• _Information supplied_
┌──

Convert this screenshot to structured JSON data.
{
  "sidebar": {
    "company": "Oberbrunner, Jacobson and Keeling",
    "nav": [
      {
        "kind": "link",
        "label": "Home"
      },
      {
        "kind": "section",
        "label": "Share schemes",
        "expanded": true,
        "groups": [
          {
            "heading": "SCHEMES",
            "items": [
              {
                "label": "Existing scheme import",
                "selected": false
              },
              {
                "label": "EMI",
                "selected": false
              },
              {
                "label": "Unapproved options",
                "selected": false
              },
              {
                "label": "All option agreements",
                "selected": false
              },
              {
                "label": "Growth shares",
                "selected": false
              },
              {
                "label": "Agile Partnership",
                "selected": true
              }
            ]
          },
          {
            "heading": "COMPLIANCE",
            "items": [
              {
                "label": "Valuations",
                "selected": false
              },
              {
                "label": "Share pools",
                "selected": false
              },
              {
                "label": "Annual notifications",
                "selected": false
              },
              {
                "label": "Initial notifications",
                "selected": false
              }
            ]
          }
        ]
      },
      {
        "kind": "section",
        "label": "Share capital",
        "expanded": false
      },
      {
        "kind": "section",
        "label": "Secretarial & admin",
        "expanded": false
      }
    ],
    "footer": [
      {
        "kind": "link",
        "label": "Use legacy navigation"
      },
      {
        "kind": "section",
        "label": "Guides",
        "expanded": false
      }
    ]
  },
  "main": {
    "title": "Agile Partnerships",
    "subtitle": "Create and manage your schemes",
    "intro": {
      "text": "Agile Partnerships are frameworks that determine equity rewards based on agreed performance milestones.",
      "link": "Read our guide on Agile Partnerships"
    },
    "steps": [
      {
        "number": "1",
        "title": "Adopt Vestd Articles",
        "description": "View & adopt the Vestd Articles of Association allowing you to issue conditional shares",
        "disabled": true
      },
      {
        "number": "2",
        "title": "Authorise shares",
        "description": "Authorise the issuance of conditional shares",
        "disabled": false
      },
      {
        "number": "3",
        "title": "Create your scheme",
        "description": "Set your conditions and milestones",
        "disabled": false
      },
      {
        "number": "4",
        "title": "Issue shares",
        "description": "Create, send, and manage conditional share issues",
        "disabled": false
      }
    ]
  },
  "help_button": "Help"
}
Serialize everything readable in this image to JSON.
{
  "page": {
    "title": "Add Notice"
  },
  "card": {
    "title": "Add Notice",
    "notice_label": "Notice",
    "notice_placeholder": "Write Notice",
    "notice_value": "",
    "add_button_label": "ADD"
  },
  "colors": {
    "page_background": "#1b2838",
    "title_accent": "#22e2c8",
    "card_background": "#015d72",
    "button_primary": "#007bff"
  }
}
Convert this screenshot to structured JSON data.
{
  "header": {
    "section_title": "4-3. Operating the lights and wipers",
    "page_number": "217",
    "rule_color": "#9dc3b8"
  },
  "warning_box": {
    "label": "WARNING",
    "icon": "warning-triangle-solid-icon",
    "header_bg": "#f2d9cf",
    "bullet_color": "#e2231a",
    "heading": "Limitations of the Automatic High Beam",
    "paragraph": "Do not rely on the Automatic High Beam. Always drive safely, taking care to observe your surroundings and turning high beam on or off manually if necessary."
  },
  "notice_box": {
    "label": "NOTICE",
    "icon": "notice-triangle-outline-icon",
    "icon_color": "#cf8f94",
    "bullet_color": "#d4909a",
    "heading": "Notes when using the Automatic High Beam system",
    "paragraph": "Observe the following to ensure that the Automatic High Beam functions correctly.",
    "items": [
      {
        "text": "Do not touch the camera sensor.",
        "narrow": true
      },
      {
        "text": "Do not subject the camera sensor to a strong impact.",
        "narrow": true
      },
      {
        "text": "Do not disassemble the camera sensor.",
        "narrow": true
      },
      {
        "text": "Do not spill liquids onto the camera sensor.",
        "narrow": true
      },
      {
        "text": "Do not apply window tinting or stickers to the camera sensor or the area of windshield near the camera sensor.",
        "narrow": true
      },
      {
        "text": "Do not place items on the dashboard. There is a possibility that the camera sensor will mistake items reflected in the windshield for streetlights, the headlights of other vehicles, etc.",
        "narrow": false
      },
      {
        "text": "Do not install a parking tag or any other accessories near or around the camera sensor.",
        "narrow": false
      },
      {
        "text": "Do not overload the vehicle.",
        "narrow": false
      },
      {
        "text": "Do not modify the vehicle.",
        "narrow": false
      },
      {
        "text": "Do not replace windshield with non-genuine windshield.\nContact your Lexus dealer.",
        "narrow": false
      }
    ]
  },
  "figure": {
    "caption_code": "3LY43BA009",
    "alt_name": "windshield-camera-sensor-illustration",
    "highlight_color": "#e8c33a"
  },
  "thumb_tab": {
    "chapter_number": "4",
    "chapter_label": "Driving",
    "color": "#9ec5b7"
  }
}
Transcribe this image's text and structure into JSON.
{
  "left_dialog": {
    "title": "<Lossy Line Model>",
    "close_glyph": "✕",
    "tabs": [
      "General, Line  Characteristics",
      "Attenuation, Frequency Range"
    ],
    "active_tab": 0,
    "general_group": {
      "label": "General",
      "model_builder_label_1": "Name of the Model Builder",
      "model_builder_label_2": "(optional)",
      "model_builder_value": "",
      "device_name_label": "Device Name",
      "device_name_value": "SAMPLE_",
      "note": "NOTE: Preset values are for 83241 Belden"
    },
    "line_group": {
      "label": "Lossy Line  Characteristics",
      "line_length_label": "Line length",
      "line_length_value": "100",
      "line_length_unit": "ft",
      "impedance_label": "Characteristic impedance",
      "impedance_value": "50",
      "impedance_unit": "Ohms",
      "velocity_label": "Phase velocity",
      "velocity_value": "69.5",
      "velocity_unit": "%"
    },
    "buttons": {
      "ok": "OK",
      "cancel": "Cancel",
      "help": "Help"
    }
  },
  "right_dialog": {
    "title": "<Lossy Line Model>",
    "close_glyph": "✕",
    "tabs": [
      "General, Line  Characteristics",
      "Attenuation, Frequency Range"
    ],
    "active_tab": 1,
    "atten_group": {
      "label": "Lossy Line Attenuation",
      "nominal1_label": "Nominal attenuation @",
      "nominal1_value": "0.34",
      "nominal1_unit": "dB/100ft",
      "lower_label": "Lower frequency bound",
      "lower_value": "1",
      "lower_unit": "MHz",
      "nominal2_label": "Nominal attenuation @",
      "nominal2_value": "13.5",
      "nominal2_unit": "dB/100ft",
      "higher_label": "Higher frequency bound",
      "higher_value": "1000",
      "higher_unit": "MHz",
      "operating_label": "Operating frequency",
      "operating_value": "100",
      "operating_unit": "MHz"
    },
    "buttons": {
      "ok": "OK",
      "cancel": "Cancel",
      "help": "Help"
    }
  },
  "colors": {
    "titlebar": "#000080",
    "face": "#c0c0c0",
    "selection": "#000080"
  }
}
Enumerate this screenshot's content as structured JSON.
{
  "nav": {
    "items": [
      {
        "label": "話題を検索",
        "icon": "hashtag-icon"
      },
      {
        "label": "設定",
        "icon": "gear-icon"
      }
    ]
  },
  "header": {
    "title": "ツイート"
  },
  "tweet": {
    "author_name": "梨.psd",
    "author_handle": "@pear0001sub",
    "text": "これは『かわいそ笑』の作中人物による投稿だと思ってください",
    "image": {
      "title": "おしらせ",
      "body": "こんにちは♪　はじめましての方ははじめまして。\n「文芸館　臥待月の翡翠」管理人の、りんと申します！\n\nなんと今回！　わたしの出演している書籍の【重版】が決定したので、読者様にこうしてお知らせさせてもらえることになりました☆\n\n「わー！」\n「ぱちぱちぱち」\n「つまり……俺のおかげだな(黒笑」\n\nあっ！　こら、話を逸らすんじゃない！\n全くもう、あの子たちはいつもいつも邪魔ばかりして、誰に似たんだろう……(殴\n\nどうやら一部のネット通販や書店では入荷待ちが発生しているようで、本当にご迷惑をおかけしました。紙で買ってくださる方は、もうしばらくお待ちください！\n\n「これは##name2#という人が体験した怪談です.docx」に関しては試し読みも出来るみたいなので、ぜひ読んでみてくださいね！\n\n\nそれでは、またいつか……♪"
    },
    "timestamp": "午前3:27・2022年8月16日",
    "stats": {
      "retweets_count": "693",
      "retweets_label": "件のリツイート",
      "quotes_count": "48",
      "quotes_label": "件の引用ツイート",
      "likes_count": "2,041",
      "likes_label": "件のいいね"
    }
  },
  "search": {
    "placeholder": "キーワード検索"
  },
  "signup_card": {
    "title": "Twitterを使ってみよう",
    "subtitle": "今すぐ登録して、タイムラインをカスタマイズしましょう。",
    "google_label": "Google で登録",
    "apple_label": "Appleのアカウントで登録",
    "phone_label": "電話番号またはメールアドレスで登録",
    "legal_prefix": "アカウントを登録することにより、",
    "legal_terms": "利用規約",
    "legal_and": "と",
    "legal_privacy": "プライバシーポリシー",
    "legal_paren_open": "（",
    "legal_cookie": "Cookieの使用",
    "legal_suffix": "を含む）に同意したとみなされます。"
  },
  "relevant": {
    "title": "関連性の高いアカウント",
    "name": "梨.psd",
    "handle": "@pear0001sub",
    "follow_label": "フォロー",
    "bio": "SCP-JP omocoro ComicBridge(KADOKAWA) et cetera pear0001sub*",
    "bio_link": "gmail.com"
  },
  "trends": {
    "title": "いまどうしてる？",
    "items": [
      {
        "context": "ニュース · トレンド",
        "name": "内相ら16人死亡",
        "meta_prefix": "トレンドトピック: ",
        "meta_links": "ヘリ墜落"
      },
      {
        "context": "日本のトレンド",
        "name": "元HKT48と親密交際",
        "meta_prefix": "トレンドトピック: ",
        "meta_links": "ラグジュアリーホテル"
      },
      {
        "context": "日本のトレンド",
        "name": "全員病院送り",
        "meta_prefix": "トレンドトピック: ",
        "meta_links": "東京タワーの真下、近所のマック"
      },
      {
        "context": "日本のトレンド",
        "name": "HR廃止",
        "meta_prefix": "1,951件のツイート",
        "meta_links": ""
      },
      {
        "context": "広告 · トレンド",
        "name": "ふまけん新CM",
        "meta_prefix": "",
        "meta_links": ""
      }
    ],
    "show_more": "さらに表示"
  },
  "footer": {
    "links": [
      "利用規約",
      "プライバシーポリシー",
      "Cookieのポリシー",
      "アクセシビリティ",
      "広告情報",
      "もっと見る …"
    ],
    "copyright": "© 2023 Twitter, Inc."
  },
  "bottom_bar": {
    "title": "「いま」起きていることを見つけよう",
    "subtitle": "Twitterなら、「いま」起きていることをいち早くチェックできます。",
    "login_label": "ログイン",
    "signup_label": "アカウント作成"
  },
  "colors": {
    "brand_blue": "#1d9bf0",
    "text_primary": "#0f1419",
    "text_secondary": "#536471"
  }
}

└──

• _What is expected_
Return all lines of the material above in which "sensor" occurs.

• _Answer space_
        "text": "Do not touch the camera sensor.",
        "text": "Do not subject the camera sensor to a strong impact.",
        "text": "Do not disassemble the camera sensor.",
        "text": "Do not spill liquids onto the camera sensor.",
        "text": "Do not apply window tinting or stickers to the camera sensor or the area of windshield near the camera sensor.",
        "text": "Do not place items on the dashboard. There is a possibility that the camera sensor will mistake items reflected in the windshield for streetlights, the headlights of other vehicles, etc.",
        "text": "Do not install a parking tag or any other accessories near or around the camera sensor.",
    "alt_name": "windshield-camera-sensor-illustration",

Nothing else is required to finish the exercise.